Happy New Year and happy National Science Fiction Day! Today’s sci-fi focus is due to the grand poo-bah of all things sci-fi Isaac Asimov being born today back in 1920. Asimov’s sideburns run wide and his influence runs deep through all sci-fi books these days as his books remain some of the best of the genre.
If Asimov is new to you, check him out over on LibraryThing to get a better sense of his books. I think it’s great how science fiction is no longer just the domain of the geeks and such. It’s all pretty much gone mainstream. Niffenegger’s The Time Traveller’s Wife was the first book I remember realizing had jumped to the mainstream (back in 2004) and wasn’t considered science fiction, even though the entire story would not have been possible if time travel wasn’t allowed. Now the books are numerous and run across all genres. I think it’s great.

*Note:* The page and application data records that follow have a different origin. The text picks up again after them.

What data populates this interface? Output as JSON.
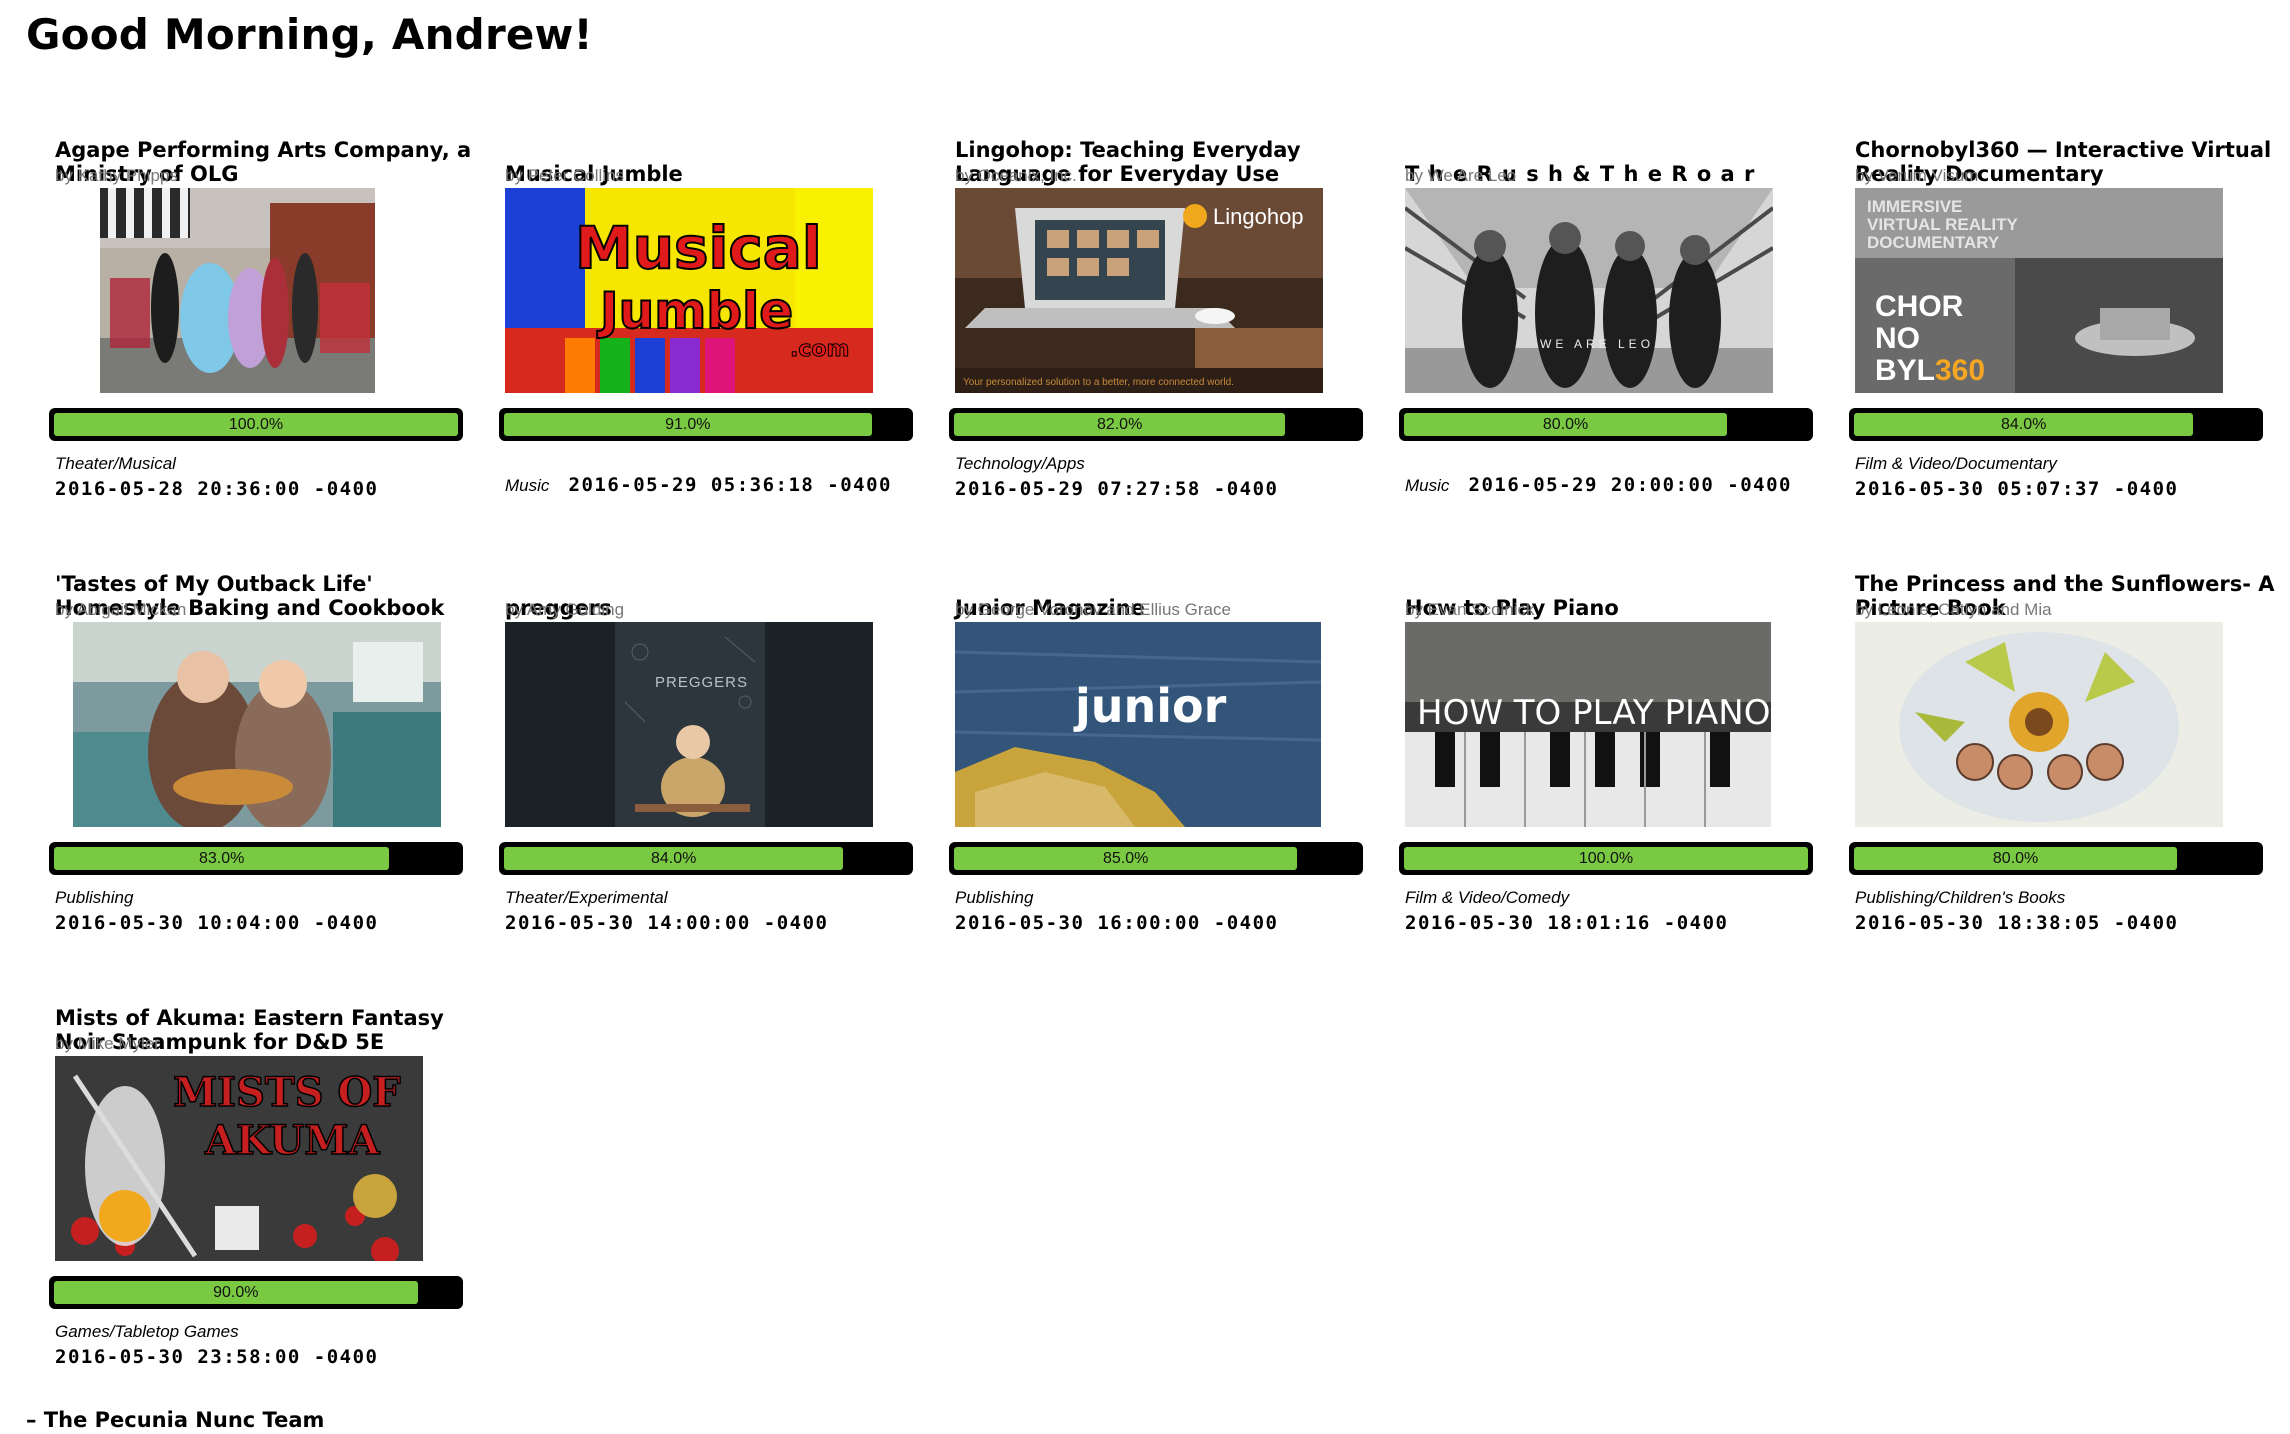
{
  "greeting": "Good Morning, Andrew!",
  "signoff": "– The Pecunia Nunc Team",
  "accent_color": "#7ac943",
  "projects": [
    {
      "title": "Agape Performing Arts Company, a Ministry of OLG",
      "by": "by Kathy Phipps",
      "progress_label": "100.0%",
      "progress": 1.0,
      "category": "Theater/Musical",
      "date": "2016-05-28 20:36:00 -0400",
      "image": "costumed-performers-photo"
    },
    {
      "title": "Musical Jumble",
      "by": "by Peter Collins",
      "progress_label": "91.0%",
      "progress": 0.91,
      "category": "Music",
      "date": "2016-05-29 05:36:18 -0400",
      "image": "musical-jumble-logo",
      "image_text": "MusicalJumble.com"
    },
    {
      "title": "Lingohop: Teaching Everyday Language for Everyday Use",
      "by": "by Oceanix, Inc.",
      "progress_label": "82.0%",
      "progress": 0.82,
      "category": "Technology/Apps",
      "date": "2016-05-29 07:27:58 -0400",
      "image": "laptop-cafe-photo",
      "image_text": "Lingohop",
      "image_caption": "Your personalized solution to a better, more connected world."
    },
    {
      "title": "T h e R u s h & T h e R o a r",
      "by": "by We Are Leo",
      "progress_label": "80.0%",
      "progress": 0.8,
      "category": "Music",
      "date": "2016-05-29 20:00:00 -0400",
      "image": "band-on-bridge-photo",
      "image_text": "WE ARE LEO"
    },
    {
      "title": "Chornobyl360 — Interactive Virtual Reality Documentary",
      "by": "by Verum Visum",
      "progress_label": "84.0%",
      "progress": 0.84,
      "category": "Film & Video/Documentary",
      "date": "2016-05-30 05:07:37 -0400",
      "image": "chornobyl-aerial-photo",
      "image_text": "IMMERSIVE VIRTUAL REALITY DOCUMENTARY",
      "image_logo": "CHOR NO BYL360"
    },
    {
      "title": "'Tastes of My Outback Life' Homestyle Baking and Cookbook",
      "by": "by Abigail Mickan",
      "progress_label": "83.0%",
      "progress": 0.83,
      "category": "Publishing",
      "date": "2016-05-30 10:04:00 -0400",
      "image": "kitchen-bakers-photo"
    },
    {
      "title": "preggers",
      "by": "by Amy Golding",
      "progress_label": "84.0%",
      "progress": 0.84,
      "category": "Theater/Experimental",
      "date": "2016-05-30 14:00:00 -0400",
      "image": "preggers-poster",
      "image_text": "PREGGERS"
    },
    {
      "title": "Junior Magazine",
      "by": "by George Voronov and Ellius Grace",
      "progress_label": "85.0%",
      "progress": 0.85,
      "category": "Publishing",
      "date": "2016-05-30 16:00:00 -0400",
      "image": "sea-rock-photo",
      "image_text": "junior"
    },
    {
      "title": "How to Play Piano",
      "by": "by Evan Scolnick",
      "progress_label": "100.0%",
      "progress": 1.0,
      "category": "Film & Video/Comedy",
      "date": "2016-05-30 18:01:16 -0400",
      "image": "piano-keys-photo",
      "image_text": "HOW TO PLAY PIANO"
    },
    {
      "title": "The Princess and the Sunflowers- A Picture Book",
      "by": "by Leonie, Catlyn and Mia",
      "progress_label": "80.0%",
      "progress": 0.8,
      "category": "Publishing/Children's Books",
      "date": "2016-05-30 18:38:05 -0400",
      "image": "sunflower-illustration"
    },
    {
      "title": "Mists of Akuma: Eastern Fantasy Noir Steampunk for D&D 5E",
      "by": "by Mike Myler",
      "progress_label": "90.0%",
      "progress": 0.9,
      "category": "Games/Tabletop Games",
      "date": "2016-05-30 23:58:00 -0400",
      "image": "mists-of-akuma-art",
      "image_text": "MISTS OF AKUMA"
    }
  ]
}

So, in honor of National Science Fiction Day 2015, here are three things worth checking out. It doesn’t matter if you’re a die-hard nerfherder who groks hard sci-fi over breakfast or if you are new and feel like it’s all so alien, it’s all a lot of fun and plenty to think about:
Tor.com – sign up for their newsletter. These guys are great and they totally get what makes the science fiction community tick. Even though their roots are in sci-fi books, they talk TV, movies, games and music. It’s all very fun. It’s a great site, but be sure to sign-up for their newsletter. I always look forward to it.
Singularity & Co. – these guys are on a mission. They find old pulp out-of-print science fiction books, secure the rights and then re-issue them (usually as ebooks). Plus, they now have a physical shop in Brooklyn where you can buy some of the coolest covers from eons past.
Different Engines – this one is a book. It’s a book about the history of science fiction and is very well researched. I share this book as often as I can. It’s amazing how closely tied science fiction and actual science are. If you’re into sci-fi, you probably should have this one on your shelf.
Book marketers are some of the neatest people I know. They are always super-creative and super-busy. But somehow they still find the energy and take the time, over a couple of days, to do things like make a book Christmas tree, like this one:
I hope you the end of 2014 is kind to you and yours. I hope you are able to find some peace and time to read. Maybe even get to stroll through a book store or make your own book Christmas tree.
And if you can figure out how we can all make a book Christmas tree a year-’round event, please chime in!
Heads up book people! Apple is promoting a new Featured Collection this week – Book Lovers. Their curated list of has 29 book podcasts listed. A handful are radio or tv-related book podcasts, but the others all seem very interesting as well.
I have no idea how to link to an iTunes Featured Collection. If you know how please clue me in! I can link to a specific podcast, but not to the collections.
Just log in to iTunes, on the computer or iOS and scroll down until you see this:
It will take you the list. I have no idea how long this book podcast list for Book Lovers has been up there or how much longer it’ll be up. I’ve listened to nine of these before and am excited to see what these others are all about. Let me know if you know of the 29 to be better than the rest and I’ll start there.
Mark your calendars for this Saturday (November 29th) for the book launch of local author and business owner Carrie Rollwagen’s newest project The Localist: Think Independent, Buy Local and Reclaim the American Dream. Things kick off at 10 a.m. at Church Street Coffee & Books.
The Localist is a book that is near and dear to just about everything Rollwagen espouses. It’s a book. It’s local. It’s a way of life. I have yet to get my hands on a copy, but the premise sounds like the kind of book that inspires people to be aware of what is going on around them and could even save our sense of community.
Part memoir and part “how-to” guide for shopping local, readers will:
. . . follow Carrie on her localist adventure as she embraces slow food, small business, the locavore movement, and many quirky indie shopkeepers and unique independent shops along the way.
The Localist promises to not be anti-big-box store, just very very pro-local-indie shop, while offering tips on how to save money buying local and how to interact with the community. It’s a theme Rollwagen (@crollwagen) weaves into her writing whenever pen is put to paper or she sits at a keyboard. She blogs about buying local Alabama goods, she blogs at her local shop and she blogs about her writing.
If you’re not sold yet, then take a moment and read through a couple of excerpts:
So check out The Localist event at Church Street Coffee & Books this Saturday at 10 a.m. There are also more upcoming events listed if you’d like to meet Carrie and check out the book some other time. I have no doubts this book is worth reading no matter where you live or where you shop.